Data to examine:

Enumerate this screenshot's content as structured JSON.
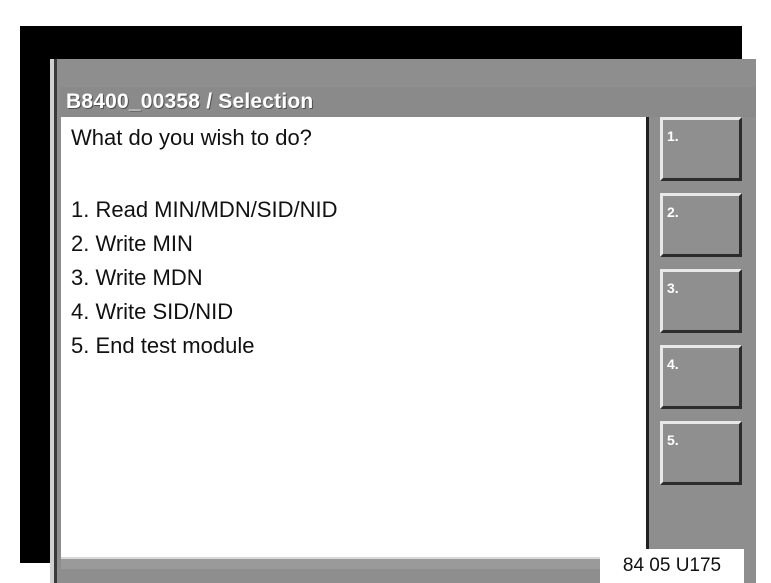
{
  "window": {
    "title": "B8400_00358 / Selection"
  },
  "content": {
    "prompt": "What do you wish to do?",
    "options": [
      "1. Read MIN/MDN/SID/NID",
      "2. Write MIN",
      "3. Write MDN",
      "4. Write SID/NID",
      "5. End test module"
    ]
  },
  "softkeys": [
    {
      "label": "1."
    },
    {
      "label": "2."
    },
    {
      "label": "3."
    },
    {
      "label": "4."
    },
    {
      "label": "5."
    }
  ],
  "figure_code": "84 05 U175",
  "colors": {
    "frame": "#000000",
    "panel": "#8e8e8e",
    "content_bg": "#ffffff",
    "title_text": "#ffffff"
  }
}
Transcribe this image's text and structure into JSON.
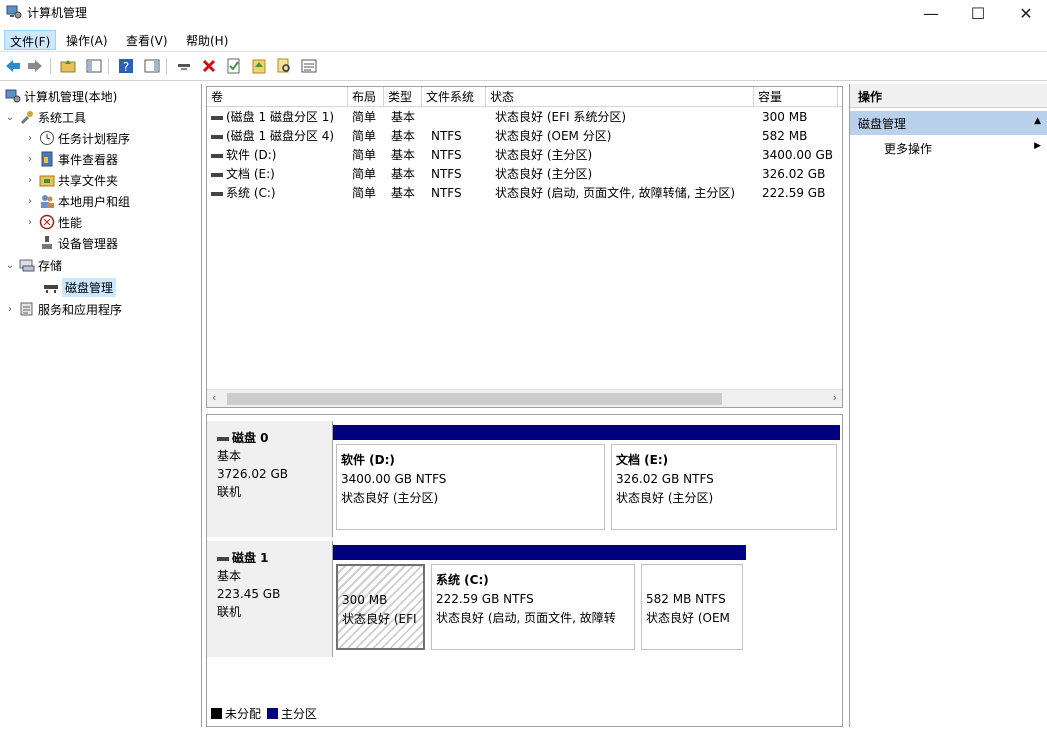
{
  "window": {
    "title": "计算机管理"
  },
  "menu": {
    "items": [
      "文件(F)",
      "操作(A)",
      "查看(V)",
      "帮助(H)"
    ]
  },
  "tree": {
    "root": "计算机管理(本地)",
    "system_tools": "系统工具",
    "task_scheduler": "任务计划程序",
    "event_viewer": "事件查看器",
    "shared_folders": "共享文件夹",
    "local_users": "本地用户和组",
    "performance": "性能",
    "device_manager": "设备管理器",
    "storage": "存储",
    "disk_management": "磁盘管理",
    "services_apps": "服务和应用程序"
  },
  "volume_list": {
    "columns": [
      "卷",
      "布局",
      "类型",
      "文件系统",
      "状态",
      "容量"
    ],
    "rows": [
      {
        "volume": "(磁盘 1 磁盘分区 1)",
        "layout": "简单",
        "type": "基本",
        "fs": "",
        "status": "状态良好 (EFI 系统分区)",
        "capacity": "300 MB"
      },
      {
        "volume": "(磁盘 1 磁盘分区 4)",
        "layout": "简单",
        "type": "基本",
        "fs": "NTFS",
        "status": "状态良好 (OEM 分区)",
        "capacity": "582 MB"
      },
      {
        "volume": "软件 (D:)",
        "layout": "简单",
        "type": "基本",
        "fs": "NTFS",
        "status": "状态良好 (主分区)",
        "capacity": "3400.00 GB"
      },
      {
        "volume": "文档 (E:)",
        "layout": "简单",
        "type": "基本",
        "fs": "NTFS",
        "status": "状态良好 (主分区)",
        "capacity": "326.02 GB"
      },
      {
        "volume": "系统 (C:)",
        "layout": "简单",
        "type": "基本",
        "fs": "NTFS",
        "status": "状态良好 (启动, 页面文件, 故障转储, 主分区)",
        "capacity": "222.59 GB"
      }
    ]
  },
  "disks": {
    "disk0": {
      "name": "磁盘 0",
      "type": "基本",
      "size": "3726.02 GB",
      "state": "联机",
      "d": {
        "name": "软件 (D:)",
        "size": "3400.00 GB NTFS",
        "status": "状态良好 (主分区)"
      },
      "e": {
        "name": "文档 (E:)",
        "size": "326.02 GB NTFS",
        "status": "状态良好 (主分区)"
      }
    },
    "disk1": {
      "name": "磁盘 1",
      "type": "基本",
      "size": "223.45 GB",
      "state": "联机",
      "efi": {
        "size": "300 MB",
        "status": "状态良好 (EFI"
      },
      "c": {
        "name": "系统 (C:)",
        "size": "222.59 GB NTFS",
        "status": "状态良好 (启动, 页面文件, 故障转"
      },
      "oem": {
        "size": "582 MB NTFS",
        "status": "状态良好 (OEM"
      }
    }
  },
  "legend": {
    "unallocated": "未分配",
    "primary": "主分区"
  },
  "actions": {
    "header": "操作",
    "section": "磁盘管理",
    "more": "更多操作"
  },
  "colors": {
    "primary_partition": "#000080",
    "unallocated": "#000000",
    "selection": "#cce8ff",
    "action_section": "#b9d1ea"
  }
}
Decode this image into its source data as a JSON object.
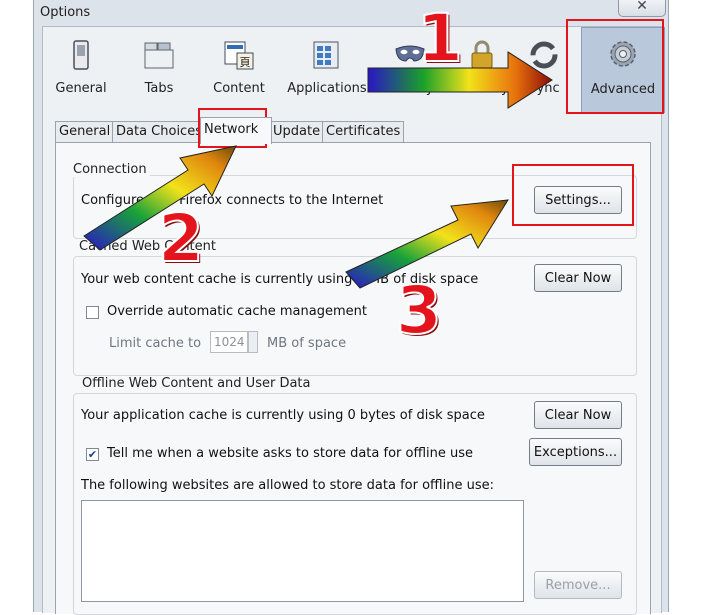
{
  "window": {
    "title": "Options",
    "close_glyph": "✕"
  },
  "categories": [
    {
      "label": "General",
      "icon": "general-switch-icon",
      "active": false
    },
    {
      "label": "Tabs",
      "icon": "tabs-icon",
      "active": false
    },
    {
      "label": "Content",
      "icon": "content-icon",
      "active": false
    },
    {
      "label": "Applications",
      "icon": "applications-icon",
      "active": false
    },
    {
      "label": "Privacy",
      "icon": "privacy-mask-icon",
      "active": false
    },
    {
      "label": "Security",
      "icon": "security-lock-icon",
      "active": false
    },
    {
      "label": "Sync",
      "icon": "sync-icon",
      "active": false
    },
    {
      "label": "Advanced",
      "icon": "advanced-gear-icon",
      "active": true
    }
  ],
  "tabs": [
    {
      "label": "General",
      "active": false
    },
    {
      "label": "Data Choices",
      "active": false
    },
    {
      "label": "Network",
      "active": true
    },
    {
      "label": "Update",
      "active": false
    },
    {
      "label": "Certificates",
      "active": false
    }
  ],
  "connection": {
    "title": "Connection",
    "description": "Configure how Firefox connects to the Internet",
    "settings_button": "Settings..."
  },
  "cache": {
    "title": "Cached Web Content",
    "usage_text": "Your web content cache is currently using 0 MB of disk space",
    "clear_button": "Clear Now",
    "override_label": "Override automatic cache management",
    "override_checked": false,
    "limit_label": "Limit cache to",
    "limit_value": "1024",
    "limit_unit": "MB of space"
  },
  "offline": {
    "title": "Offline Web Content and User Data",
    "usage_text": "Your application cache is currently using 0 bytes of disk space",
    "clear_button": "Clear Now",
    "tell_me_label": "Tell me when a website asks to store data for offline use",
    "tell_me_checked": true,
    "exceptions_button": "Exceptions...",
    "allowed_label": "The following websites are allowed to store data for offline use:",
    "allowed_sites": [],
    "remove_button": "Remove..."
  },
  "annotations": {
    "step_1": "1",
    "step_2": "2",
    "step_3": "3",
    "highlight_color": "#e3141c"
  }
}
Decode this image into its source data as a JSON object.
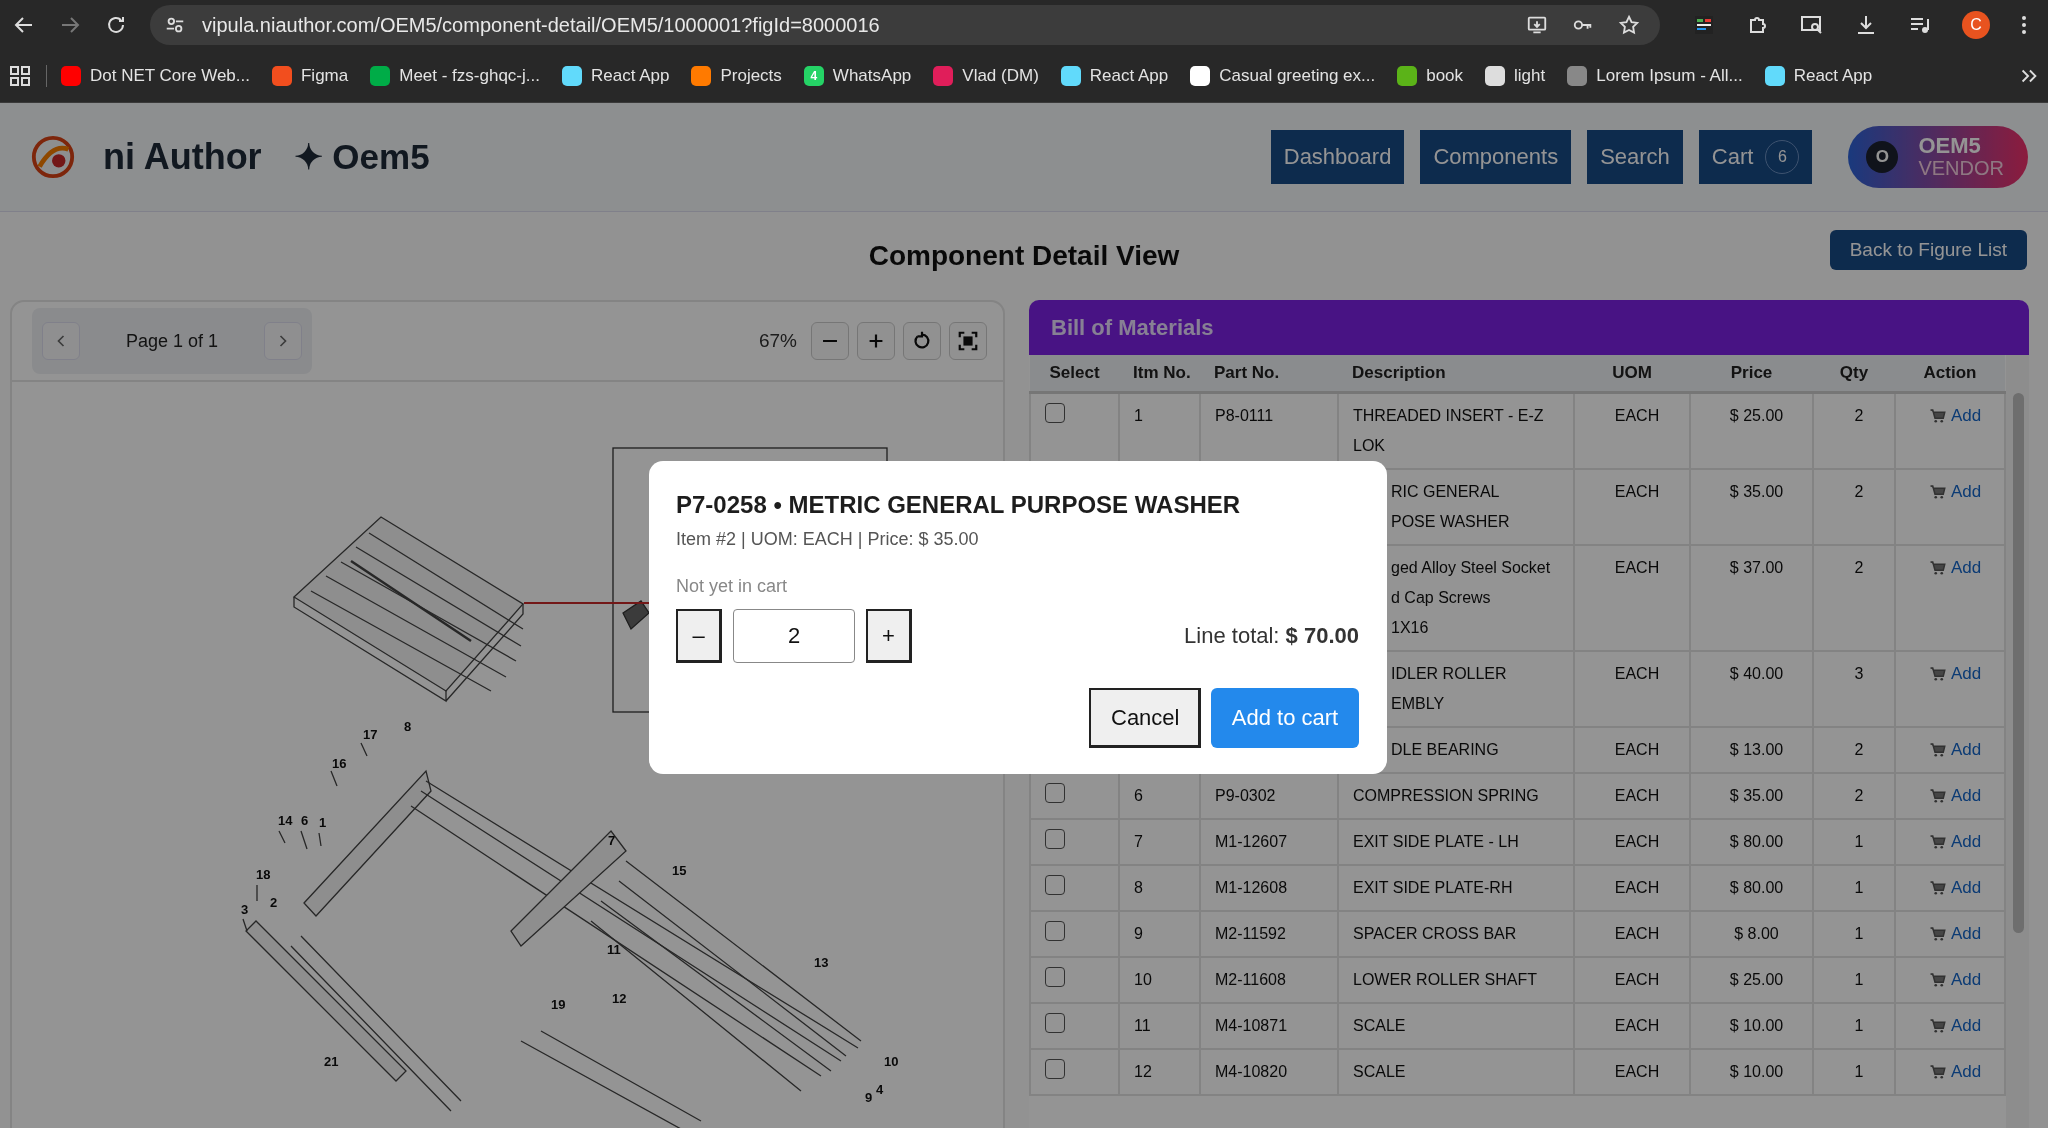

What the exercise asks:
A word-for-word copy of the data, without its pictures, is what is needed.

Exercise answer:
Enumerate this screenshot's content as structured JSON.
{
  "window": {
    "title": "B8400_00358 / Selection"
  },
  "content": {
    "prompt": "What do you wish to do?",
    "options": [
      "1. Read MIN/MDN/SID/NID",
      "2. Write MIN",
      "3. Write MDN",
      "4. Write SID/NID",
      "5. End test module"
    ]
  },
  "softkeys": [
    {
      "label": "1."
    },
    {
      "label": "2."
    },
    {
      "label": "3."
    },
    {
      "label": "4."
    },
    {
      "label": "5."
    }
  ],
  "figure_code": "84 05 U175",
  "colors": {
    "frame": "#000000",
    "panel": "#8e8e8e",
    "content_bg": "#ffffff",
    "title_text": "#ffffff"
  }
}
Transcribe this image's text and structure into JSON.
{
  "window": {
    "title": "计算机管理"
  },
  "menu": {
    "items": [
      "文件(F)",
      "操作(A)",
      "查看(V)",
      "帮助(H)"
    ]
  },
  "tree": {
    "root": "计算机管理(本地)",
    "system_tools": "系统工具",
    "task_scheduler": "任务计划程序",
    "event_viewer": "事件查看器",
    "shared_folders": "共享文件夹",
    "local_users": "本地用户和组",
    "performance": "性能",
    "device_manager": "设备管理器",
    "storage": "存储",
    "disk_management": "磁盘管理",
    "services_apps": "服务和应用程序"
  },
  "volume_list": {
    "columns": [
      "卷",
      "布局",
      "类型",
      "文件系统",
      "状态",
      "容量"
    ],
    "rows": [
      {
        "volume": "(磁盘 1 磁盘分区 1)",
        "layout": "简单",
        "type": "基本",
        "fs": "",
        "status": "状态良好 (EFI 系统分区)",
        "capacity": "300 MB"
      },
      {
        "volume": "(磁盘 1 磁盘分区 4)",
        "layout": "简单",
        "type": "基本",
        "fs": "NTFS",
        "status": "状态良好 (OEM 分区)",
        "capacity": "582 MB"
      },
      {
        "volume": "软件 (D:)",
        "layout": "简单",
        "type": "基本",
        "fs": "NTFS",
        "status": "状态良好 (主分区)",
        "capacity": "3400.00 GB"
      },
      {
        "volume": "文档 (E:)",
        "layout": "简单",
        "type": "基本",
        "fs": "NTFS",
        "status": "状态良好 (主分区)",
        "capacity": "326.02 GB"
      },
      {
        "volume": "系统 (C:)",
        "layout": "简单",
        "type": "基本",
        "fs": "NTFS",
        "status": "状态良好 (启动, 页面文件, 故障转储, 主分区)",
        "capacity": "222.59 GB"
      }
    ]
  },
  "disks": {
    "disk0": {
      "name": "磁盘 0",
      "type": "基本",
      "size": "3726.02 GB",
      "state": "联机",
      "d": {
        "name": "软件 (D:)",
        "size": "3400.00 GB NTFS",
        "status": "状态良好 (主分区)"
      },
      "e": {
        "name": "文档 (E:)",
        "size": "326.02 GB NTFS",
        "status": "状态良好 (主分区)"
      }
    },
    "disk1": {
      "name": "磁盘 1",
      "type": "基本",
      "size": "223.45 GB",
      "state": "联机",
      "efi": {
        "size": "300 MB",
        "status": "状态良好 (EFI"
      },
      "c": {
        "name": "系统 (C:)",
        "size": "222.59 GB NTFS",
        "status": "状态良好 (启动, 页面文件, 故障转"
      },
      "oem": {
        "size": "582 MB NTFS",
        "status": "状态良好 (OEM"
      }
    }
  },
  "legend": {
    "unallocated": "未分配",
    "primary": "主分区"
  },
  "actions": {
    "header": "操作",
    "section": "磁盘管理",
    "more": "更多操作"
  },
  "colors": {
    "primary_partition": "#000080",
    "unallocated": "#000000",
    "selection": "#cce8ff",
    "action_section": "#b9d1ea"
  }
}
Decode this image into its source data as a JSON object.
{
  "window": {
    "title": "Options",
    "close_glyph": "✕"
  },
  "categories": [
    {
      "label": "General",
      "icon": "general-switch-icon",
      "active": false
    },
    {
      "label": "Tabs",
      "icon": "tabs-icon",
      "active": false
    },
    {
      "label": "Content",
      "icon": "content-icon",
      "active": false
    },
    {
      "label": "Applications",
      "icon": "applications-icon",
      "active": false
    },
    {
      "label": "Privacy",
      "icon": "privacy-mask-icon",
      "active": false
    },
    {
      "label": "Security",
      "icon": "security-lock-icon",
      "active": false
    },
    {
      "label": "Sync",
      "icon": "sync-icon",
      "active": false
    },
    {
      "label": "Advanced",
      "icon": "advanced-gear-icon",
      "active": true
    }
  ],
  "tabs": [
    {
      "label": "General",
      "active": false
    },
    {
      "label": "Data Choices",
      "active": false
    },
    {
      "label": "Network",
      "active": true
    },
    {
      "label": "Update",
      "active": false
    },
    {
      "label": "Certificates",
      "active": false
    }
  ],
  "connection": {
    "title": "Connection",
    "description": "Configure how Firefox connects to the Internet",
    "settings_button": "Settings..."
  },
  "cache": {
    "title": "Cached Web Content",
    "usage_text": "Your web content cache is currently using 0 MB of disk space",
    "clear_button": "Clear Now",
    "override_label": "Override automatic cache management",
    "override_checked": false,
    "limit_label": "Limit cache to",
    "limit_value": "1024",
    "limit_unit": "MB of space"
  },
  "offline": {
    "title": "Offline Web Content and User Data",
    "usage_text": "Your application cache is currently using 0 bytes of disk space",
    "clear_button": "Clear Now",
    "tell_me_label": "Tell me when a website asks to store data for offline use",
    "tell_me_checked": true,
    "exceptions_button": "Exceptions...",
    "allowed_label": "The following websites are allowed to store data for offline use:",
    "allowed_sites": [],
    "remove_button": "Remove..."
  },
  "annotations": {
    "step_1": "1",
    "step_2": "2",
    "step_3": "3",
    "highlight_color": "#e3141c"
  }
}
Decode this image into its source data as a JSON object.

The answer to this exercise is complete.